### How to complete this task:
For each line below, check for the word "number", then state how many lines contain it, with no other output.

________________________________________

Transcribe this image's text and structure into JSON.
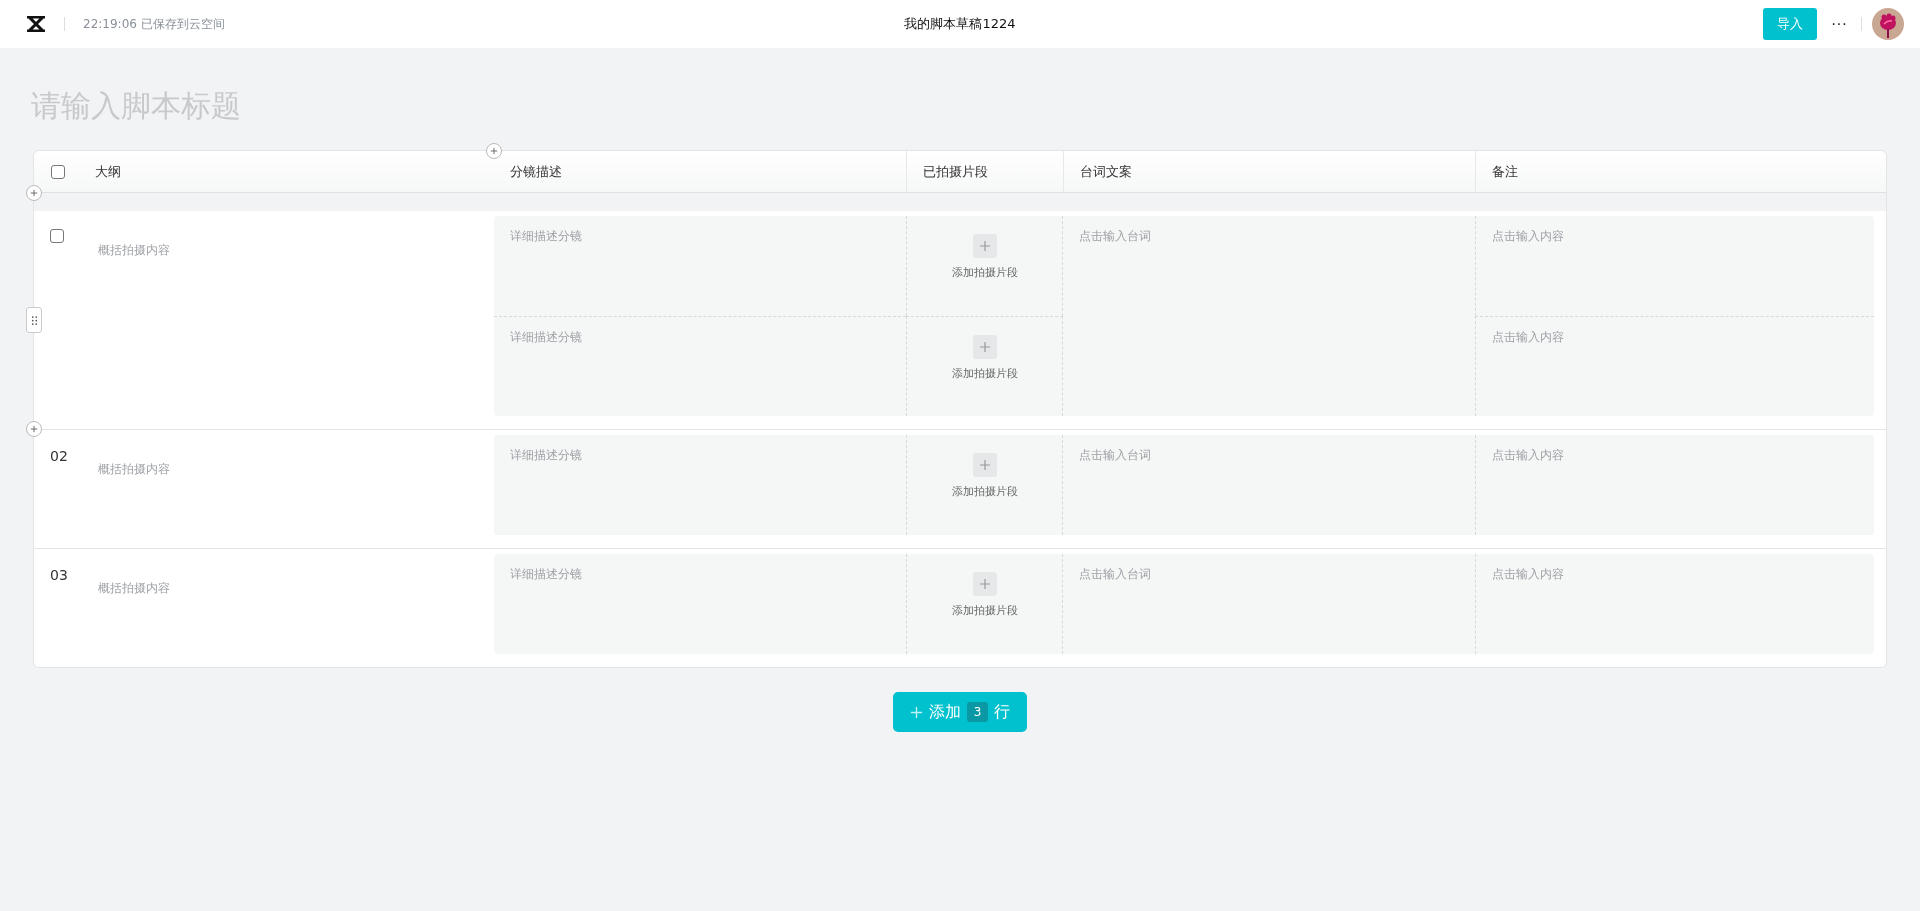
{
  "topbar": {
    "save_status": "22:19:06 已保存到云空间",
    "document_title": "我的脚本草稿1224",
    "import_button": "导入",
    "more_button": "···"
  },
  "script_title": {
    "placeholder": "请输入脚本标题"
  },
  "table": {
    "select_all": {
      "checked": false
    },
    "columns": [
      "大纲",
      "分镜描述",
      "已拍摄片段",
      "台词文案",
      "备注"
    ],
    "rows": [
      {
        "kind": "checkbox",
        "checked": false,
        "outline": {
          "placeholder": "概括拍摄内容"
        },
        "lines": {
          "placeholder": "点击输入台词"
        },
        "shots": [
          {
            "description": {
              "placeholder": "详细描述分镜"
            },
            "clip_button": "添加拍摄片段",
            "notes": {
              "placeholder": "点击输入内容"
            }
          },
          {
            "description": {
              "placeholder": "详细描述分镜"
            },
            "clip_button": "添加拍摄片段",
            "notes": {
              "placeholder": "点击输入内容"
            }
          }
        ]
      },
      {
        "kind": "number",
        "number": "02",
        "outline": {
          "placeholder": "概括拍摄内容"
        },
        "lines": {
          "placeholder": "点击输入台词"
        },
        "shots": [
          {
            "description": {
              "placeholder": "详细描述分镜"
            },
            "clip_button": "添加拍摄片段",
            "notes": {
              "placeholder": "点击输入内容"
            }
          }
        ]
      },
      {
        "kind": "number",
        "number": "03",
        "outline": {
          "placeholder": "概括拍摄内容"
        },
        "lines": {
          "placeholder": "点击输入台词"
        },
        "shots": [
          {
            "description": {
              "placeholder": "详细描述分镜"
            },
            "clip_button": "添加拍摄片段",
            "notes": {
              "placeholder": "点击输入内容"
            }
          }
        ]
      }
    ]
  },
  "add_rows_button": {
    "label": "添加",
    "count": "3",
    "unit": "行"
  }
}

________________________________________

### Task result:
4